1. Regulated Hunting Is Conservation: Unregulated hunting—driven largely by market hunters of the late 1800’s and early 1900’s who killed strictly for profit—wiped out wildlife populations. But that’s very different than regulated hunting, which preserves and protects game. Need proof? Wildfowl populations, nearly depleted at the turn of the 20th century, are at a 59-year high. Whitetail deer numbers hovered around 500,000 in 1900, and today there are an estimated 20 million deer in the United States. There were 30,000 wild turkeys in the U.S. in 1900, and today there are 7 million birds. Hunters and conservation groups like Ducks Unlimited, Whitetails Unlimited, the Rocky Mountain Elk Foundation, the National Wild Turkey Federation and others have helped fund these dramatic population rebounds, and it’s interesting to note that these increases occurred under the North American Model of conservation, with hunting as a fundamental element of conservation efforts.

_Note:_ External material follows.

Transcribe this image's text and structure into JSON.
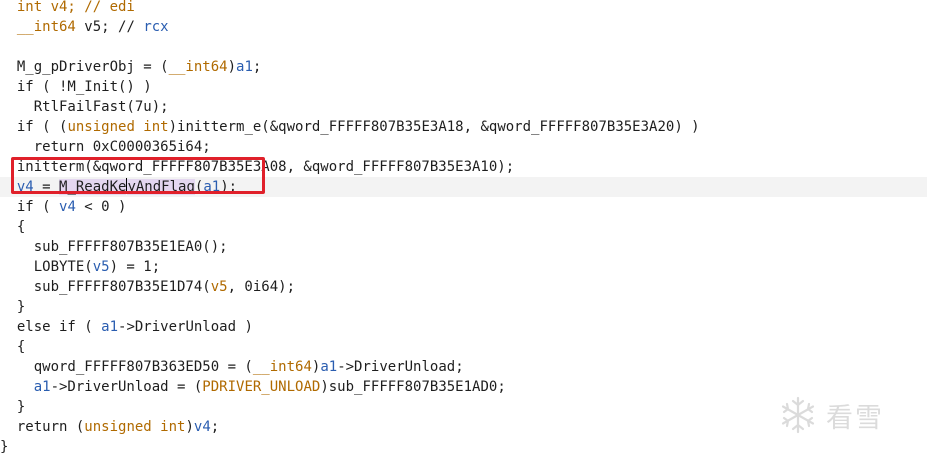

2. Hunters Pay For Conservation: The Federal Aid in Wildlife Restoration Act, better known as the Pittman-Robertson Act, was enacted in 1937 and placed an excise tax on sporting goods that would generate revenue to help protect wildlife. And who were the primary supporters of this tax? You guessed it, hunters. Hunters who offered to pay a little bit more to ensure that there was a fund dedicated to the preservation of wildlife in the United States. Since 1937, the Pittman-Robertson Act has generated more than 7 billion dollars for conservation, but that’s only a fraction of the money hunters put toward wildlife protection. According to the United States Fish and Wildlife Service, hunters spent 33.7 billion dollars in 2011 alone—money which helped support rural economies and wildlife. Conservation groups have also paid to set aside valuable land for conservation in the United States. Ducks Unlimited has preserved over 13 million acres of habitat that is vital to waterfowl survival, particularly nesting and brooding areas. Can anti-hunting groups begin to show that level of commitment to preserving habitat? No.
3. Regulated Hunting Isn’t The Problem: While protesters were waving their fists in anger over the legal, government-sanctioned black rhino hunt in Namibia two years ago, I was following a very different story that was unfolding in that country: the wholesale slaughter of rhinos for horns to be sold in Asia. There were dozens of incidents of poaching that year, but strangely that didn’t draw the ire that the legal rhino hunt for one 30+-year-old bull garnered. The end result? The rhino that was supposed to be taken on that hunt ended up killing a younger bull (as the authorities and conservation groups feared might happen), and Namibia lost $600,000 that could be used in their fight against poachers.
Yes, wildlife populations face major threats, but most of those are a result of an expanding human population, loss of habitat and illegal hunting. In many areas of the world, unregulated mining of metals (particularly coltan, or columbite-tantalite, a critical part in the manufacturing of electronics like cell phones, tablets and laptops) are a serious threat to habitat and wildlife, resulting in the deaths of far more African animals than sport hunting. But chances are that anti-hunting groups won’t give up their electronics in spite of that fact.
4. Hunting Provides Healthy Protein: Modern industrial agriculture has streamlined meat production, but there are drawbacks. When you buy packaged meat in a store, you don’t know whether or not the animal was treated with hormones or antibiotics, its condition at the time of death or how the meat was handled. As a hunter, I don’t worry about the origin of my food because I harvested it myself. Wild game is an abundant and valuable resource, a fantastic form of lean protein. I know where and how my meat was killed, witnessed it being processed (or, if someone else does it, I get to choose who handles the meat), and moved it directly into my freezer. In addition, hunters help feed struggling families as well through meat donations; hunters for the hungry has donated 2.8 million pounds of high-quality wild game meat to shelters across the country, provided a valuable resource for those in need.